# [DESCRIPTION OF THE TASK]
Check each line of the entries below for the string "this"; copy every line where it appears.

Element data from apps and pages

BEGIN

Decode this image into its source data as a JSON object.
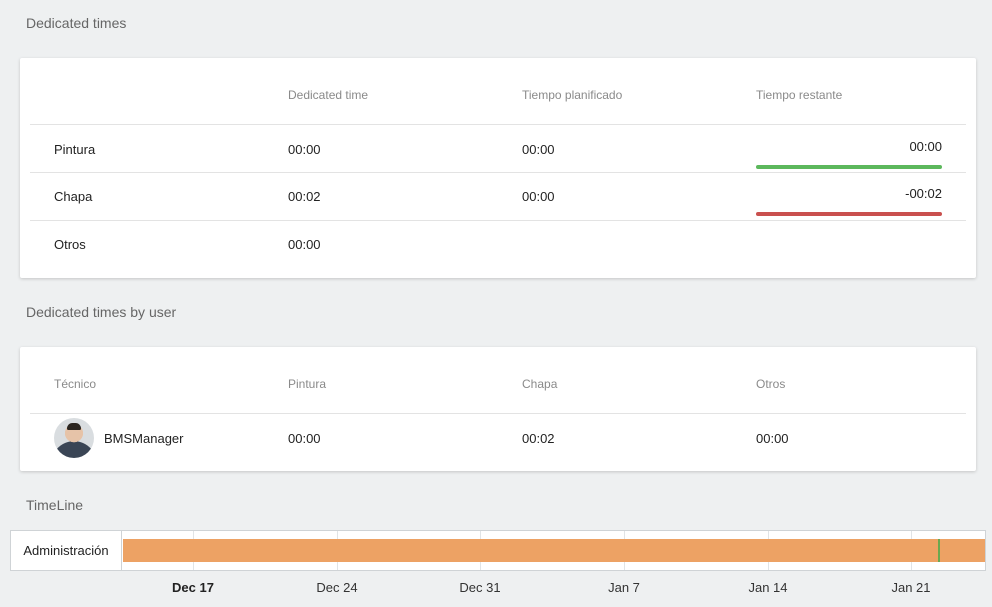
{
  "sections": {
    "dedicated_times_title": "Dedicated times",
    "by_user_title": "Dedicated times by user",
    "timeline_title": "TimeLine"
  },
  "dedicated_times": {
    "headers": [
      "",
      "Dedicated time",
      "Tiempo planificado",
      "Tiempo restante"
    ],
    "rows": [
      {
        "name": "Pintura",
        "dedicated": "00:00",
        "planned": "00:00",
        "remaining": "00:00",
        "status_color": "#5cb85c"
      },
      {
        "name": "Chapa",
        "dedicated": "00:02",
        "planned": "00:00",
        "remaining": "-00:02",
        "status_color": "#c9504e"
      },
      {
        "name": "Otros",
        "dedicated": "00:00",
        "planned": "",
        "remaining": "",
        "status_color": ""
      }
    ]
  },
  "by_user": {
    "headers": [
      "Técnico",
      "Pintura",
      "Chapa",
      "Otros"
    ],
    "rows": [
      {
        "user": "BMSManager",
        "pintura": "00:00",
        "chapa": "00:02",
        "otros": "00:00"
      }
    ]
  },
  "timeline": {
    "row_label": "Administración",
    "bar_color": "#eda264",
    "marker_color": "#6aa84f",
    "ticks": [
      "Dec 17",
      "Dec 24",
      "Dec 31",
      "Jan 7",
      "Jan 14",
      "Jan 21"
    ],
    "highlighted_tick": "Dec 17"
  }
}
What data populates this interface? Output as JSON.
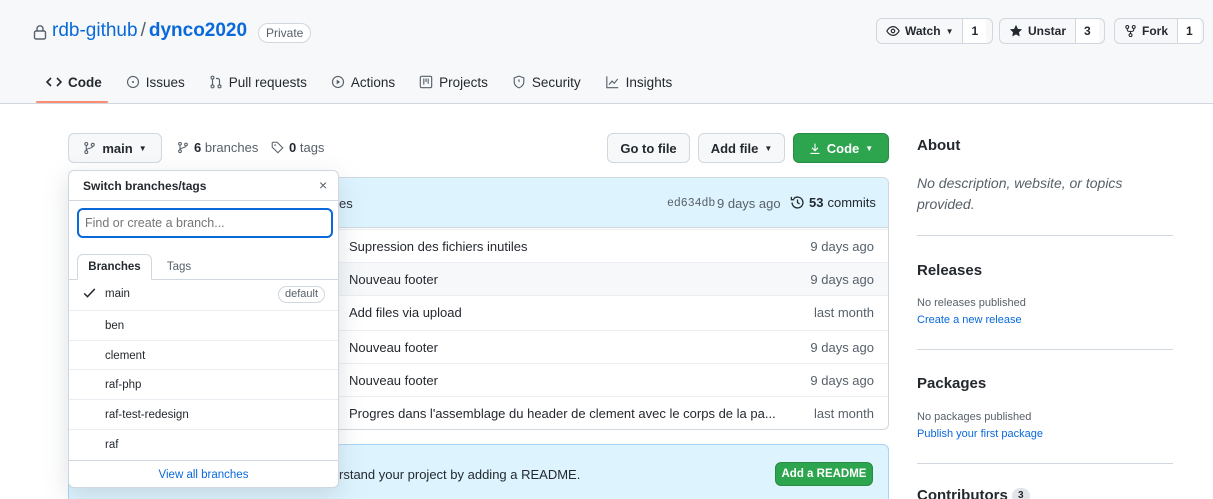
{
  "repo": {
    "owner": "rdb-github",
    "separator": "/",
    "name": "dynco2020",
    "visibility": "Private"
  },
  "header_buttons": {
    "watch_label": "Watch",
    "watch_count": "1",
    "star_label": "Unstar",
    "star_count": "3",
    "fork_label": "Fork",
    "fork_count": "1"
  },
  "tabs": [
    {
      "label": "Code",
      "icon": "code-icon",
      "active": true
    },
    {
      "label": "Issues",
      "icon": "issue-icon"
    },
    {
      "label": "Pull requests",
      "icon": "pull-request-icon"
    },
    {
      "label": "Actions",
      "icon": "play-icon"
    },
    {
      "label": "Projects",
      "icon": "project-icon"
    },
    {
      "label": "Security",
      "icon": "shield-icon"
    },
    {
      "label": "Insights",
      "icon": "graph-icon"
    }
  ],
  "branch_bar": {
    "current_branch": "main",
    "branches_count": "6",
    "branches_label": "branches",
    "tags_count": "0",
    "tags_label": "tags",
    "go_to_file": "Go to file",
    "add_file": "Add file",
    "code": "Code"
  },
  "commit_header": {
    "partial_text": "es",
    "sha": "ed634db",
    "age": "9 days ago",
    "commits_count": "53",
    "commits_label": "commits"
  },
  "files": [
    {
      "message": "Supression des fichiers inutiles",
      "age": "9 days ago"
    },
    {
      "message": "Nouveau footer",
      "age": "9 days ago"
    },
    {
      "message": "Add files via upload",
      "age": "last month"
    },
    {
      "message": "Nouveau footer",
      "age": "9 days ago"
    },
    {
      "message": "Nouveau footer",
      "age": "9 days ago"
    },
    {
      "message": "Progres dans l'assemblage du header de clement avec le corps de la pa...",
      "age": "last month"
    }
  ],
  "readme": {
    "text": "rstand your project by adding a README.",
    "button": "Add a README"
  },
  "dropdown": {
    "title": "Switch branches/tags",
    "close": "×",
    "placeholder": "Find or create a branch...",
    "tab_branches": "Branches",
    "tab_tags": "Tags",
    "items": [
      {
        "name": "main",
        "selected": true,
        "badge": "default"
      },
      {
        "name": "ben"
      },
      {
        "name": "clement"
      },
      {
        "name": "raf-php"
      },
      {
        "name": "raf-test-redesign"
      },
      {
        "name": "raf"
      }
    ],
    "footer": "View all branches"
  },
  "sidebar": {
    "about_title": "About",
    "about_text": "No description, website, or topics provided.",
    "releases_title": "Releases",
    "releases_text": "No releases published",
    "releases_link": "Create a new release",
    "packages_title": "Packages",
    "packages_text": "No packages published",
    "packages_link": "Publish your first package",
    "contributors_title": "Contributors",
    "contributors_count": "3"
  },
  "colors": {
    "link": "#0969da",
    "green": "#2da44e",
    "tab_underline": "#fd8c73",
    "commit_header_bg": "#ddf4ff"
  }
}
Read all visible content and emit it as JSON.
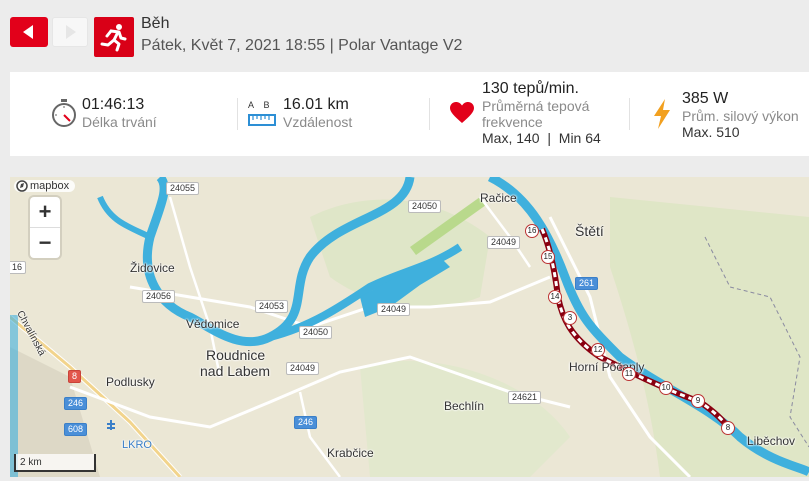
{
  "activity": {
    "title": "Běh",
    "subtitle": "Pátek, Květ 7, 2021 18:55 | Polar Vantage V2"
  },
  "stats": {
    "duration": {
      "value": "01:46:13",
      "label": "Délka trvání"
    },
    "distance": {
      "value": "16.01 km",
      "label": "Vzdálenost",
      "icon_text": "A    B"
    },
    "heart_rate": {
      "value": "130 tepů/min.",
      "label_line1": "Průměrná tepová",
      "label_line2": "frekvence",
      "sub": "Max, 140  |  Min 64"
    },
    "power": {
      "value": "385 W",
      "label": "Prům. silový výkon",
      "sub": "Max. 510"
    }
  },
  "map": {
    "attribution": "mapbox",
    "scale_label": "2 km",
    "zoom_in": "+",
    "zoom_out": "−",
    "places": {
      "racice": "Račice",
      "steti": "Štětí",
      "zidovice": "Židovice",
      "vedomice": "Vědomice",
      "roudnice_1": "Roudnice",
      "roudnice_2": "nad Labem",
      "podlusky": "Podlusky",
      "horni_pocaply": "Horní Počaply",
      "bechlin": "Bechlín",
      "krabcice": "Krabčice",
      "libechov": "Liběchov",
      "chvalinska": "Chvalínská",
      "airport": "LKRO"
    },
    "road_shields": {
      "r24055": "24055",
      "r24050a": "24050",
      "r24049a": "24049",
      "r16": "16",
      "r24056": "24056",
      "r24053": "24053",
      "r24050b": "24050",
      "r24049b": "24049",
      "r24049c": "24049",
      "r261": "261",
      "r8": "8",
      "r246a": "246",
      "r608": "608",
      "r246b": "246",
      "r24621": "24621"
    },
    "km_markers": [
      "16",
      "15",
      "14",
      "3",
      "12",
      "11",
      "10",
      "9",
      "8"
    ]
  },
  "colors": {
    "accent": "#e2001a",
    "river": "#3fb0dd",
    "route": "#d7001c"
  },
  "icons": {
    "prev": "chevron-left-icon",
    "next": "chevron-right-icon",
    "sport": "running-icon",
    "duration": "stopwatch-icon",
    "distance": "ruler-icon",
    "heart_rate": "heart-icon",
    "power": "lightning-icon"
  }
}
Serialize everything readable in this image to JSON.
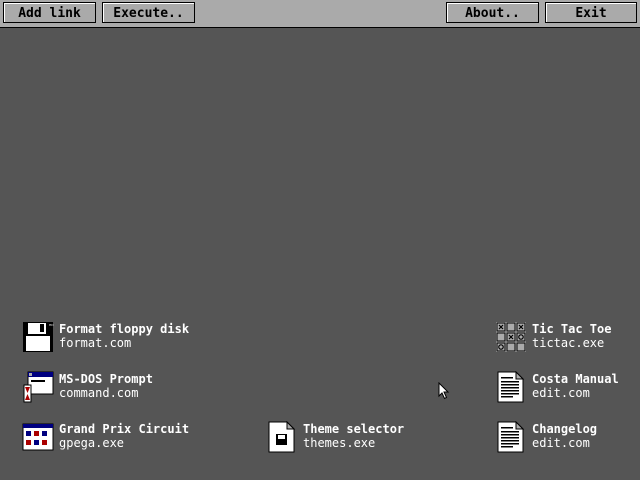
{
  "toolbar": {
    "add_link": "Add link",
    "execute": "Execute..",
    "about": "About..",
    "exit": "Exit"
  },
  "desktop": {
    "items": [
      {
        "title": "Format floppy disk",
        "file": "format.com",
        "icon": "floppy-disk-icon"
      },
      {
        "title": "MS-DOS Prompt",
        "file": "command.com",
        "icon": "dos-prompt-icon"
      },
      {
        "title": "Grand Prix Circuit",
        "file": "gpega.exe",
        "icon": "game-icon"
      },
      {
        "title": "Theme selector",
        "file": "themes.exe",
        "icon": "theme-document-icon"
      },
      {
        "title": "Tic Tac Toe",
        "file": "tictac.exe",
        "icon": "tic-tac-toe-icon"
      },
      {
        "title": "Costa Manual",
        "file": "edit.com",
        "icon": "text-document-icon"
      },
      {
        "title": "Changelog",
        "file": "edit.com",
        "icon": "text-document-icon"
      }
    ]
  },
  "colors": {
    "desktop_bg": "#555555",
    "toolbar_bg": "#aaaaaa",
    "text": "#ffffff"
  }
}
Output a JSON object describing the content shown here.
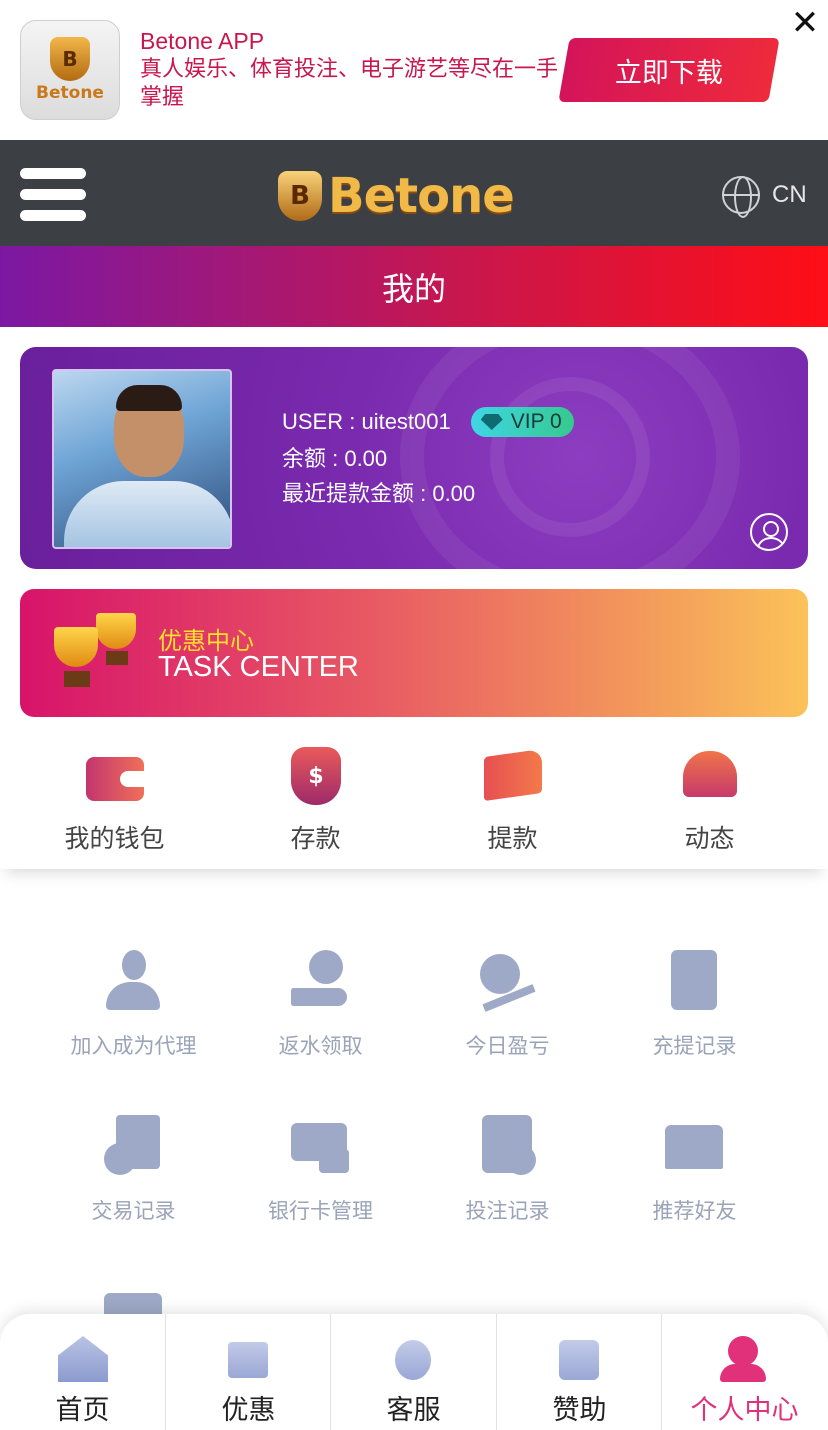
{
  "app_banner": {
    "title": "Betone APP",
    "description": "真人娱乐、体育投注、电子游艺等尽在一手掌握",
    "icon_text": "Betone",
    "download_label": "立即下载",
    "close_symbol": "✕"
  },
  "header": {
    "logo_text": "Betone",
    "language": "CN"
  },
  "page_title": "我的",
  "user_card": {
    "username": "USER : uitest001",
    "vip": "VIP 0",
    "balance": "余额 : 0.00",
    "recent_withdraw": "最近提款金额 : 0.00"
  },
  "task_center": {
    "title_cn": "优惠中心",
    "title_en": "TASK CENTER"
  },
  "quick_actions": [
    {
      "label": "我的钱包",
      "icon": "wallet-icon"
    },
    {
      "label": "存款",
      "icon": "money-bag-icon"
    },
    {
      "label": "提款",
      "icon": "withdraw-hand-icon"
    },
    {
      "label": "动态",
      "icon": "bell-icon"
    }
  ],
  "grid_menu": [
    {
      "label": "加入成为代理",
      "icon": "agent-icon"
    },
    {
      "label": "返水领取",
      "icon": "rebate-icon"
    },
    {
      "label": "今日盈亏",
      "icon": "profit-loss-icon"
    },
    {
      "label": "充提记录",
      "icon": "transfer-record-icon"
    },
    {
      "label": "交易记录",
      "icon": "transaction-record-icon"
    },
    {
      "label": "银行卡管理",
      "icon": "bank-card-icon"
    },
    {
      "label": "投注记录",
      "icon": "bet-record-icon"
    },
    {
      "label": "推荐好友",
      "icon": "refer-friends-icon"
    }
  ],
  "bottom_nav": [
    {
      "label": "首页",
      "icon": "home-icon"
    },
    {
      "label": "优惠",
      "icon": "gift-icon"
    },
    {
      "label": "客服",
      "icon": "customer-service-icon"
    },
    {
      "label": "赞助",
      "icon": "sponsor-icon"
    },
    {
      "label": "个人中心",
      "icon": "user-center-icon",
      "active": true
    }
  ],
  "colors": {
    "brand_pink": "#c8164f",
    "active_nav": "#e0317a",
    "header_bg": "#3c3f44",
    "muted_icon": "#9ea9c7"
  }
}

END

# [ANSWER BOX]
Decode this image into its source data as a JSON object.
What data populates this interface? Output as JSON.
Serialize everything readable in this image to JSON.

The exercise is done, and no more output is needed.